You might be asking yourself, what if my baby is born at 36 weeks?
Surely, it’s so close to the end of pregnancy, everything will be fine?
That’s probably true, but your doctors will most likely want to check over a few things before you head home, and bub might take some extra time to adjust to being in the outside world.
Here’s what you need to know to feel at ease.
In this article 📝
- What does a baby born at 36 weeks look like?
- What happens if a baby is born at 36 weeks?
- Do babies born at 36 weeks need NICU?
- Can a 36-week baby go home?
- Is it safe to deliver at 36 weeks?
- Are babies’ lungs developed at 36 weeks?
- Do babies born at 36 weeks develop slower?
What does a baby born at 36 weeks look like?
Looking for a ‘baby born at 36 weeks’ picture?
Let’s paint one for you…
A baby born at 36 weeks will probably have quite shiny, red-toned skin and a liberal covering of body hair.
They won’t quite have the fat stores or muscle tone of a full-term infant, but they won’t be too far off from what you’d expect.
A 36-week-old has an average weight of somewhere between 5.5 to 6.5 pounds and is around 17.5 to 19 inches in length – very close to the weight and length of a full-term baby.
What happens if a baby is born at 36 weeks?
Babies born at 36 weeks are classed as “late preterm,” so they still fall within the preterm gestational age.
Their survival rate is just the same as that for babies born at full term, but they are still at a slightly higher risk for some initial complications.
They may still encounter breathing difficulties, jaundice, and low birth weight, and be more prone to sepsis or other infections due to their premature arrival.
Their feeding reflex may be weak, so they could need some extra help to gain weight, too.
Do babies born at 36 weeks need NICU?
According to one study, around 5% of babies born at 36 weeks will be admitted to NICU, and the majority of these cases will be due to respiratory distress.
However, the outcomes are generally very good for babies born at 36 weeks.
Can a 36-week baby go home?
Even though many babies born earlier than 36 weeks might be ready to head home around this time, your baby still might need a bit of time in hospital before being discharged.
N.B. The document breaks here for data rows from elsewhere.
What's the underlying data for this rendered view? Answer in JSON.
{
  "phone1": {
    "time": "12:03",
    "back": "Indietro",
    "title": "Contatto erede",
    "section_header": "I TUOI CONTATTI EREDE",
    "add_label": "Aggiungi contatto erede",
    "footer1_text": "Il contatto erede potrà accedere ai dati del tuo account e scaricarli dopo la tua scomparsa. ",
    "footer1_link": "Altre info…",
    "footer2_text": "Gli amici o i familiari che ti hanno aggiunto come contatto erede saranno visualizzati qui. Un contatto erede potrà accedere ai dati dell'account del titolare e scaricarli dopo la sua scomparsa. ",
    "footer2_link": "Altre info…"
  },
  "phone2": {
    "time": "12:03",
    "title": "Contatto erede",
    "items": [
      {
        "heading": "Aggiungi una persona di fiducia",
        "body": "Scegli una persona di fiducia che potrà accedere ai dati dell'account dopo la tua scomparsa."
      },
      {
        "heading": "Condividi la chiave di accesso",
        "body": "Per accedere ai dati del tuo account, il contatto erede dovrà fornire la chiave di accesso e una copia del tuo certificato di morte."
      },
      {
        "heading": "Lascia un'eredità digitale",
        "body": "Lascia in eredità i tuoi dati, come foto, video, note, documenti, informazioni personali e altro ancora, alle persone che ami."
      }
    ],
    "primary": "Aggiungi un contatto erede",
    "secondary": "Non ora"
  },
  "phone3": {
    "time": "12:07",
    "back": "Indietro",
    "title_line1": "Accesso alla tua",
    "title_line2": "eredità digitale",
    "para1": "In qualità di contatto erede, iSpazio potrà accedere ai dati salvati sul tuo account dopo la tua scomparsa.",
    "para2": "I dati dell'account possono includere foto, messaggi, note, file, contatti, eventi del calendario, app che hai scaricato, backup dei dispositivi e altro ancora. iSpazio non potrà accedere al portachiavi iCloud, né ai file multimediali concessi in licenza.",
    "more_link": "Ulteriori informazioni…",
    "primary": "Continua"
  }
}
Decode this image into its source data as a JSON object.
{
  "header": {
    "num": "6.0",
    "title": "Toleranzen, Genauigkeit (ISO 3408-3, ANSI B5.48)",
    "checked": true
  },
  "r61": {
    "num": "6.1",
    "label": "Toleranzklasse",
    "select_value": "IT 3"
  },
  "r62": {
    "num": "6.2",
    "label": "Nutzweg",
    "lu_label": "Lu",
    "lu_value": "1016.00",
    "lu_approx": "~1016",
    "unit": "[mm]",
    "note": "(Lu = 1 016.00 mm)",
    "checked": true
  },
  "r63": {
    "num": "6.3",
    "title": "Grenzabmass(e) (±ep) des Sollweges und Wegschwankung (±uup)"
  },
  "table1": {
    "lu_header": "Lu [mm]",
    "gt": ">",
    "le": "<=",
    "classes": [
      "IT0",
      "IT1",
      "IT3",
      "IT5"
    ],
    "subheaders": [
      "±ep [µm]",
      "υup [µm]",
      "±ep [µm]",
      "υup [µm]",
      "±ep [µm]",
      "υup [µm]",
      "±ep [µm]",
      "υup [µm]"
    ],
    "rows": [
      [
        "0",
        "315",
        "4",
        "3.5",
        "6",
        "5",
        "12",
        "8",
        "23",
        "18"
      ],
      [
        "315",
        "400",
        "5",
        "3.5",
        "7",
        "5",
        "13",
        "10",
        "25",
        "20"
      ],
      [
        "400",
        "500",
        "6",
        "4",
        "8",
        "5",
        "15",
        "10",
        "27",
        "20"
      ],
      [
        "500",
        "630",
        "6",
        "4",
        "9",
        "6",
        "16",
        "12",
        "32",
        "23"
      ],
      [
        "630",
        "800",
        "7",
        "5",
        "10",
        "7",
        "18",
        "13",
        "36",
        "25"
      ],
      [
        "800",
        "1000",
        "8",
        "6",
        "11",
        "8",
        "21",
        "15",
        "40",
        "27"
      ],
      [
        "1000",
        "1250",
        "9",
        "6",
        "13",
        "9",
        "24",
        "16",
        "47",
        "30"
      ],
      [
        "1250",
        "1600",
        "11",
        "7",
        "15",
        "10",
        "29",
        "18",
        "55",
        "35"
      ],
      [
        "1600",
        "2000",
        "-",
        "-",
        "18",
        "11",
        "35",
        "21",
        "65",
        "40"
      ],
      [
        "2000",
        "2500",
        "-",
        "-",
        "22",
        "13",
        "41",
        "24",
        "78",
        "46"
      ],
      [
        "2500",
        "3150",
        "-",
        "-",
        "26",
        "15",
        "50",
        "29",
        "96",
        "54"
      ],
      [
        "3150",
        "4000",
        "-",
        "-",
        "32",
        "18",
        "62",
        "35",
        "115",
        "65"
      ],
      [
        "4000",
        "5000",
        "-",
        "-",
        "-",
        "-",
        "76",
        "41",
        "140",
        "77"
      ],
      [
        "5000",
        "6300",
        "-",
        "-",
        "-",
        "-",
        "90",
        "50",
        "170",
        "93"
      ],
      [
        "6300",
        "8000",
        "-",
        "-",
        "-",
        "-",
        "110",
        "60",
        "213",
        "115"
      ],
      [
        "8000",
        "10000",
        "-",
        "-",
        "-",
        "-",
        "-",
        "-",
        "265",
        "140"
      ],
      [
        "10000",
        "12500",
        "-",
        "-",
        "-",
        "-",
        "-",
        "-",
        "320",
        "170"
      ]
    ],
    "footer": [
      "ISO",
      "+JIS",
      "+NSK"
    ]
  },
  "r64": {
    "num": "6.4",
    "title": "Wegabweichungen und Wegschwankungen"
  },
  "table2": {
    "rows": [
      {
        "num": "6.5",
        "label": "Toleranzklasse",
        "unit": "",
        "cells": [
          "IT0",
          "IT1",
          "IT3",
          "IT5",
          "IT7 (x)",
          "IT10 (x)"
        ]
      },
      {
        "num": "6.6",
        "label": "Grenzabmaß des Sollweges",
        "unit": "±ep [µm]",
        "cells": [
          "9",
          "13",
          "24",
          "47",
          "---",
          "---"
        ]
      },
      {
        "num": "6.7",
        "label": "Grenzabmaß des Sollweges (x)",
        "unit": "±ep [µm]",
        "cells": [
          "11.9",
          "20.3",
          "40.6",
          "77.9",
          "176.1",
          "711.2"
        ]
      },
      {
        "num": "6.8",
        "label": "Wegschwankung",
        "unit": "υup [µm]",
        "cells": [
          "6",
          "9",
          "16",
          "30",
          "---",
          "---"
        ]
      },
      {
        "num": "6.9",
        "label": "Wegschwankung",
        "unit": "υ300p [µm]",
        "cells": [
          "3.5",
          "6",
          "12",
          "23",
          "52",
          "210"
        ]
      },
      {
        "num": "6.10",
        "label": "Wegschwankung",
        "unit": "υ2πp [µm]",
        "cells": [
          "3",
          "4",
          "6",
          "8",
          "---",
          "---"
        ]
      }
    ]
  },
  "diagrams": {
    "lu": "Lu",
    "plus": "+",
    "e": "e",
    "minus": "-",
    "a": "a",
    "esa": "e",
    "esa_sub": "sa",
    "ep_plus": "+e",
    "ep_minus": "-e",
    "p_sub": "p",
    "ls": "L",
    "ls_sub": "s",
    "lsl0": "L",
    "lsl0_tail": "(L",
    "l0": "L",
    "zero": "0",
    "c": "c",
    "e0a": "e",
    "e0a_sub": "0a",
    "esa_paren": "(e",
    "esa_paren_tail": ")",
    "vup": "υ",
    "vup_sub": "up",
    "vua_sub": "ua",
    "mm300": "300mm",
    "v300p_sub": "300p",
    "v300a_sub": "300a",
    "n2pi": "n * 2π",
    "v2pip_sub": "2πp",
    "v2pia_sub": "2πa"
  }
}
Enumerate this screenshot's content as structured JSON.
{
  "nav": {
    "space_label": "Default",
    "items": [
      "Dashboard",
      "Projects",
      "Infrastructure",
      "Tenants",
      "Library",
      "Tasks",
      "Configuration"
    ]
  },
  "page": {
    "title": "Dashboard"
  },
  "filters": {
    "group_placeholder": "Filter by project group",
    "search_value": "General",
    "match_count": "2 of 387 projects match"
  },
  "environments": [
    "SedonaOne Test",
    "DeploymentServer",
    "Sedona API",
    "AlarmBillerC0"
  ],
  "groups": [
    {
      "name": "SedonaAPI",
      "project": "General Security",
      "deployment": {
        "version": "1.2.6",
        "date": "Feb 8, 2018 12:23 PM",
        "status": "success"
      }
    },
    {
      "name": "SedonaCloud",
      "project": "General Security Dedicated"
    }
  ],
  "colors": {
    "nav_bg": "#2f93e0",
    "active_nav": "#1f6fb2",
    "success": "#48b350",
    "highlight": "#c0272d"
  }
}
Your doctors won’t want to risk having to re-admit you after going home too soon, so it’s best to let your baby get the care they need now and be confident in going home when you’re all ready.
Is it safe to deliver at 36 weeks?
Unless there is a medical reason for inducing labor at 36 weeks, it’s safer to deliver your baby as close as possible to your due date at 40 weeks.
Having said that, the number of babies born between 34 and 36 weeks is on the rise.
34 to 36 weekers account for almost ¾ of all preterm births, so your baby may be in good company.
Reasons for more babies being born at this age include higher rates of maternal issues like gestational diabetes, preeclampsia, and more mamas-to-be being over 35.
Elective c-sections and labor inductions due to fetal concerns like growth restrictions or placental abruption can also be the reason for choosing to give birth at this point.
Are babies’ lungs developed at 36 weeks?
In most cases, the lungs are fully developed at 36 weeks, and the brain function regulating breathing has matured.
However, they would usually have a bit more time to practice in utero before being out in the big wide world, so respiratory distress can still be an issue.
Do babies born at 36 weeks develop slower?
A recent study shows that babies born between 35 and 36 weeks are 38% more likely to fail a developmental domain.
A “domain” refers to specific areas of development, namely cognitive, physical, language, and socio-economic.
For late preterm infants, developmental delays tend to look like difficulty with short-term memory, poor school performance, and behavioral issues.
Most of the risks for a baby born at 36 weeks revolve around communication and language delays, but knowing what to expect gives them a greater chance of having the support necessary to thrive.
Although a baby born at 36 weeks may face fewer challenges than babies born younger, they still will have some growing to do.
But your love, care, and encouragement will support them while they strengthen their muscles to feed, breathe, and move just like a full-term baby.